• (UK) IPA(key): /ˈbɹɪt.ən/, [ˈbɹɪt.n̩]
  • (file)
  • (US) IPA(key): /ˈbɹɪt.ən/, [ˈbɹɪɾ.ᵊn̩], [ˈbɹɪʔ.ᵊn̩]
  • Rhymes: -ɪtən
  • Hyphenation: Brit‧ain
  • Homophone: Briton

Etymology 1Edit

From Middle English Breteyn, from Anglo-Norman Bretaigne, Bretaine, from Latin Brittannia, variant of Latin Britannia, from Britannī; reinforced by native Old English Breten, from the same Latin source. Ultimately from Proto-Brythonic *Prɨdėn (Britain) from *Pritanī (also compare *Prɨdɨn (Picts) from *Pritenī), attested to in Ancient Greek as Πρεττανική (Prettanikḗ), compare Welsh Prydain. Doublet of Brittany. More at Britto.

Proper nounEdit

Britain (plural Britains)

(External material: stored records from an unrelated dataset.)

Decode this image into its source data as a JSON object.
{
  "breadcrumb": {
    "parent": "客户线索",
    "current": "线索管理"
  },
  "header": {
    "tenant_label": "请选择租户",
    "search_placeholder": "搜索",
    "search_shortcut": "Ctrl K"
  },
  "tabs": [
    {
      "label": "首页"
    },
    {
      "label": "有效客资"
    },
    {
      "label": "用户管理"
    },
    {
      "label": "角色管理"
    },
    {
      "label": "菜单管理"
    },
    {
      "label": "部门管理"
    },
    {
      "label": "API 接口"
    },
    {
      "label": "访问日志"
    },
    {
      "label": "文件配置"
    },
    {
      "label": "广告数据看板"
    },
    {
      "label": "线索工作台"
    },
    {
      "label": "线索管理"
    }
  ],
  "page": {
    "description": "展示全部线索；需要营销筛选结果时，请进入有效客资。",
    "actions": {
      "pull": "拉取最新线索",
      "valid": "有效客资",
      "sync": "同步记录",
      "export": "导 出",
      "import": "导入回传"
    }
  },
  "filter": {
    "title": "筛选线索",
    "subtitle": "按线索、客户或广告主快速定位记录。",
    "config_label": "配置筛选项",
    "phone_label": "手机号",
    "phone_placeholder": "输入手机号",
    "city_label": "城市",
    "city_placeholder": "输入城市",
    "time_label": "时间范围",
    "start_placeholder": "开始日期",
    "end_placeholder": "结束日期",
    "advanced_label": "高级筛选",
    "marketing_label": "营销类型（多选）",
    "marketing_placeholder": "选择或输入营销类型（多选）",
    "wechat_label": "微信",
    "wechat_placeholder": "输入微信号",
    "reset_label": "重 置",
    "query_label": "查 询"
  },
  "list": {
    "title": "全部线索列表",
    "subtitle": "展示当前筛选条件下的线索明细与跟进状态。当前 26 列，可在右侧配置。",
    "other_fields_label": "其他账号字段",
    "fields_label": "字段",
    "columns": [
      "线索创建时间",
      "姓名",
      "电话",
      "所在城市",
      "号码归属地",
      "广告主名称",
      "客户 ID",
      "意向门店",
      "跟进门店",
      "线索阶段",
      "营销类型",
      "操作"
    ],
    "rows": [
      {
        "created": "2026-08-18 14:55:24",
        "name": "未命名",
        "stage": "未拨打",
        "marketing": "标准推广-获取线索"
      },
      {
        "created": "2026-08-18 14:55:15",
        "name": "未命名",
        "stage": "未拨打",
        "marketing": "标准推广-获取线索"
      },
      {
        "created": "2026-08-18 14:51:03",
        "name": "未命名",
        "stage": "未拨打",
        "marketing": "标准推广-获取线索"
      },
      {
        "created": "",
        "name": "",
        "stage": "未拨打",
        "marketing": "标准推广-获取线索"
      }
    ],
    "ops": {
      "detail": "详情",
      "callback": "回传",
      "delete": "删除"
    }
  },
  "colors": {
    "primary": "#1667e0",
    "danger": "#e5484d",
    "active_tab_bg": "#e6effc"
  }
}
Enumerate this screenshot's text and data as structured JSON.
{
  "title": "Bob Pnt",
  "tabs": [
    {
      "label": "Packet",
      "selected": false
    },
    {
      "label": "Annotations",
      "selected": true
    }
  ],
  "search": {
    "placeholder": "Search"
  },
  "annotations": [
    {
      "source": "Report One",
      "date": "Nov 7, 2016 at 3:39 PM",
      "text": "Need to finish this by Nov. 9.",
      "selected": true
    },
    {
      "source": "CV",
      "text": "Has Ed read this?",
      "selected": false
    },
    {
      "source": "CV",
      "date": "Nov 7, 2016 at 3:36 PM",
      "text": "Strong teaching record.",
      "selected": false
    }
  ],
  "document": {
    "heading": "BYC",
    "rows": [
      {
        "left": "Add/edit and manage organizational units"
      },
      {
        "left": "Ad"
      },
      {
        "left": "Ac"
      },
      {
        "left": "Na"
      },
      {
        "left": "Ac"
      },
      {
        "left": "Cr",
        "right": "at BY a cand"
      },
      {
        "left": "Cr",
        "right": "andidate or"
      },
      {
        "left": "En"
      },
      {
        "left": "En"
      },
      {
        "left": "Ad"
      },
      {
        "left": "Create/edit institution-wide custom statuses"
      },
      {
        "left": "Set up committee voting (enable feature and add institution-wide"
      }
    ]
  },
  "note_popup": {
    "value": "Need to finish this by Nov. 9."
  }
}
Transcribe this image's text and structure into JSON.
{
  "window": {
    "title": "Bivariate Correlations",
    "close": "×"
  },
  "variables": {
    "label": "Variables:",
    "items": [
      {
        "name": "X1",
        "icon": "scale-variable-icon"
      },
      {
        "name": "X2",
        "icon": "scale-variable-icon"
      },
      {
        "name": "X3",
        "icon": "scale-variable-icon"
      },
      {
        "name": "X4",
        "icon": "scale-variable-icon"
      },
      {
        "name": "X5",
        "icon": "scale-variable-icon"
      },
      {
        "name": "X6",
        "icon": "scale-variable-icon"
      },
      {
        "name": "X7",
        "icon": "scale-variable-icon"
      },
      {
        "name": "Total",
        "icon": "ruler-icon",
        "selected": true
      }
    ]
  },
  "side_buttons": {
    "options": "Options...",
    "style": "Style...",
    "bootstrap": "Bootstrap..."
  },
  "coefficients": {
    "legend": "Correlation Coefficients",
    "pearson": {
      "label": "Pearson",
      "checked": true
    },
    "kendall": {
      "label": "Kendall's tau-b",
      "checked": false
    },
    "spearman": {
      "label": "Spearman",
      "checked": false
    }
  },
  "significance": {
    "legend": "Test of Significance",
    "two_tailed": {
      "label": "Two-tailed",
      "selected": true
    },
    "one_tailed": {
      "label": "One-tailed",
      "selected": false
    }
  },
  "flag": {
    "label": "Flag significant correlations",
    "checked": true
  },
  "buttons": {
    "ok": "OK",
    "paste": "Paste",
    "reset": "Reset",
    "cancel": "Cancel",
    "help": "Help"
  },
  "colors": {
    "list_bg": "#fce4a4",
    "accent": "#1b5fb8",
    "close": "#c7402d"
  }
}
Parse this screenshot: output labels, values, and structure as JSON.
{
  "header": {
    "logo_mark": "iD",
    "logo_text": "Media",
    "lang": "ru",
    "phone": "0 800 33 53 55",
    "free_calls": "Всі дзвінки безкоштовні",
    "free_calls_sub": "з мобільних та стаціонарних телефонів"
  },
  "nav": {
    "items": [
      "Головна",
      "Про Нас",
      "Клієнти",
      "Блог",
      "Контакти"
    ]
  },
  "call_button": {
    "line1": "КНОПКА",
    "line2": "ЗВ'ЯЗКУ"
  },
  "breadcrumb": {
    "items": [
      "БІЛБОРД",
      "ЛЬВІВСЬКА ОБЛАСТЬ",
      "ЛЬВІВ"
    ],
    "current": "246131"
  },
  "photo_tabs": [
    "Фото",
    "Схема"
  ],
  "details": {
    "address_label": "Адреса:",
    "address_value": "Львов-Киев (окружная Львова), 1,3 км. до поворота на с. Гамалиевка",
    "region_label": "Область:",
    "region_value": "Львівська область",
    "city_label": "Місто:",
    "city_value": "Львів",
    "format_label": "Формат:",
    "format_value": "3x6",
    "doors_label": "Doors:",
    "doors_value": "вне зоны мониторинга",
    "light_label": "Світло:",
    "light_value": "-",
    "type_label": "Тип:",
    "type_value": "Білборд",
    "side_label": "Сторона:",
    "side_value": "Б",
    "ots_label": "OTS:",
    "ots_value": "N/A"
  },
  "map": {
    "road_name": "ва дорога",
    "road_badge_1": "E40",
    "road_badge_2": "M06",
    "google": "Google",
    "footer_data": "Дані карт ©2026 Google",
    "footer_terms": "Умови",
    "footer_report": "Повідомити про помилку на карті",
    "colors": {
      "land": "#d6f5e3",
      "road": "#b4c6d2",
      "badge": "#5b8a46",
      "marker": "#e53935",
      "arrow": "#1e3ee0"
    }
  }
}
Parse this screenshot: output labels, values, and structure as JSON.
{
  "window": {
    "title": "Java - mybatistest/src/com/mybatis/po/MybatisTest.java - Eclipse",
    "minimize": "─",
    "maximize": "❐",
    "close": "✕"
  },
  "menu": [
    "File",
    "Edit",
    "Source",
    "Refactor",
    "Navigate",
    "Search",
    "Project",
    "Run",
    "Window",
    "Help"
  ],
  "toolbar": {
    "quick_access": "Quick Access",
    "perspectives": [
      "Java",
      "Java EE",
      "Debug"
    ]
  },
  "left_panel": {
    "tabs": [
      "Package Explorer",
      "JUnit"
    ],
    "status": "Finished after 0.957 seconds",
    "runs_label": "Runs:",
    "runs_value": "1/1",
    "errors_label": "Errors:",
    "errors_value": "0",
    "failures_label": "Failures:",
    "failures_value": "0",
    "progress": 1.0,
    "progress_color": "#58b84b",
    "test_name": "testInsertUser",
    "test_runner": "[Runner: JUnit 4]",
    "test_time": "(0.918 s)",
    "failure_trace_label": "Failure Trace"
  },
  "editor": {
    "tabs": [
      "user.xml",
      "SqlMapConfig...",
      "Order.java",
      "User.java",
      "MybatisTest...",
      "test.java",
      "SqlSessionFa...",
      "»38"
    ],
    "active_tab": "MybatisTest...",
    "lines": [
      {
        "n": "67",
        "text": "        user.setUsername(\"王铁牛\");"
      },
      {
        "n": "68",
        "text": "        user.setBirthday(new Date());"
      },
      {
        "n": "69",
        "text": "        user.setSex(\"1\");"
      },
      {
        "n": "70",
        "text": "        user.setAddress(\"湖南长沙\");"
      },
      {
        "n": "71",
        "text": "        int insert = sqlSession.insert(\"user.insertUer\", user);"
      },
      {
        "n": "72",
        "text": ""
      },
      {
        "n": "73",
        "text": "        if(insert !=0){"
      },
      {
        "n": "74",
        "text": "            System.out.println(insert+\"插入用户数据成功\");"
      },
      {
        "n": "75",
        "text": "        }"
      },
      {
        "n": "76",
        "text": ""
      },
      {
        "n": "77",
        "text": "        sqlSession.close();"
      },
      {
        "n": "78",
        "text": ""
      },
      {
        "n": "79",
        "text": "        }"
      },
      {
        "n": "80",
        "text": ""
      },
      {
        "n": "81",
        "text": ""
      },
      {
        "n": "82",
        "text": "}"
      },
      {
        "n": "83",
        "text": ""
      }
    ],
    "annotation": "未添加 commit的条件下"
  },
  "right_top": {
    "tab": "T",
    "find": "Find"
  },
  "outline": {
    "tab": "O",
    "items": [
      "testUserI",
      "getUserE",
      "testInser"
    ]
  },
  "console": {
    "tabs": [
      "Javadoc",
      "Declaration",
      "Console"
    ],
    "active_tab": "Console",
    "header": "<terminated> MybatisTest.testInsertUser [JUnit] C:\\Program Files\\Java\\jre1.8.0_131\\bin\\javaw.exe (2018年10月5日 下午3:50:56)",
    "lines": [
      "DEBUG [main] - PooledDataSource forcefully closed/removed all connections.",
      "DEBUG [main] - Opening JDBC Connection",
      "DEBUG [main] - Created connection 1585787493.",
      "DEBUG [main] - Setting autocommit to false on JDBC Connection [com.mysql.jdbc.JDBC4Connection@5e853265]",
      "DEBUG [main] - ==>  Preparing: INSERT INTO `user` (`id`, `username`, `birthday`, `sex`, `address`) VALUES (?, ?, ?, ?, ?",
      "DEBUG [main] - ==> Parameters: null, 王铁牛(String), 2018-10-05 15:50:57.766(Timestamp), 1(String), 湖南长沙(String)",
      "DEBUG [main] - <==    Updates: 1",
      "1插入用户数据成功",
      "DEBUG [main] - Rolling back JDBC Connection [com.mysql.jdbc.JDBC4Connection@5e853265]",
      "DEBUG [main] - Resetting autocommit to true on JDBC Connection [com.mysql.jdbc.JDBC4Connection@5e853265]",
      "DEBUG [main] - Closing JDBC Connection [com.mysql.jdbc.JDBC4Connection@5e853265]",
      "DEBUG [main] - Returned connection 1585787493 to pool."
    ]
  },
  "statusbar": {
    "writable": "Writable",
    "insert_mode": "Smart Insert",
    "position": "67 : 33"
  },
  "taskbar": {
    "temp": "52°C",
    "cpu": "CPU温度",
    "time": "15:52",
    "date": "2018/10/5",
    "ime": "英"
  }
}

  1. (loosely) The United Kingdom.
  2. The island of Great Britain, consisting of England, Scotland and Wales, especially during antiquity. [from 10th c.]
  3. (historical) Brittany. [from 13th c.]
  4. (in the plural) The British Isles.
  5. (historical) The British state and its dominions and holdings; the British Empire. [from 17th c.]
  6. (in the plural) The British Empire. [from 19th c.]
    • 1874, The Times, 14 July 1874:
      The name of 'Britain' [] ought to answer every purpose, or if that be thought too condensed, it may be pluralized into ‘The Britains’.
Related termsEdit
  • Hawaiian: Pelekāne
  • Tokelauan: Peletānia

Etymology 2Edit

From Latin Britannus (adjective and noun, plural Britannī), apparently from Brythonic (compare Old Welsh Priten).


Britain (plural Britains)

  1. (now rare, historical) An ancient Briton. [from 15th c.]
    • 2002, L. C. Lambdin and R. T. Lambdin, Companion to Old and Middle English Literature, 2002, page 12:
      The Britains’ struggles with the Scots and Picts [...] led to the Britains asking the Romans for help in constructing a great wall.


Britain (comparative more Britain, superlative most Britain)

  1. (obsolete) Briton; British. [16th–18th c.]

See alsoEdit

Further readingEdit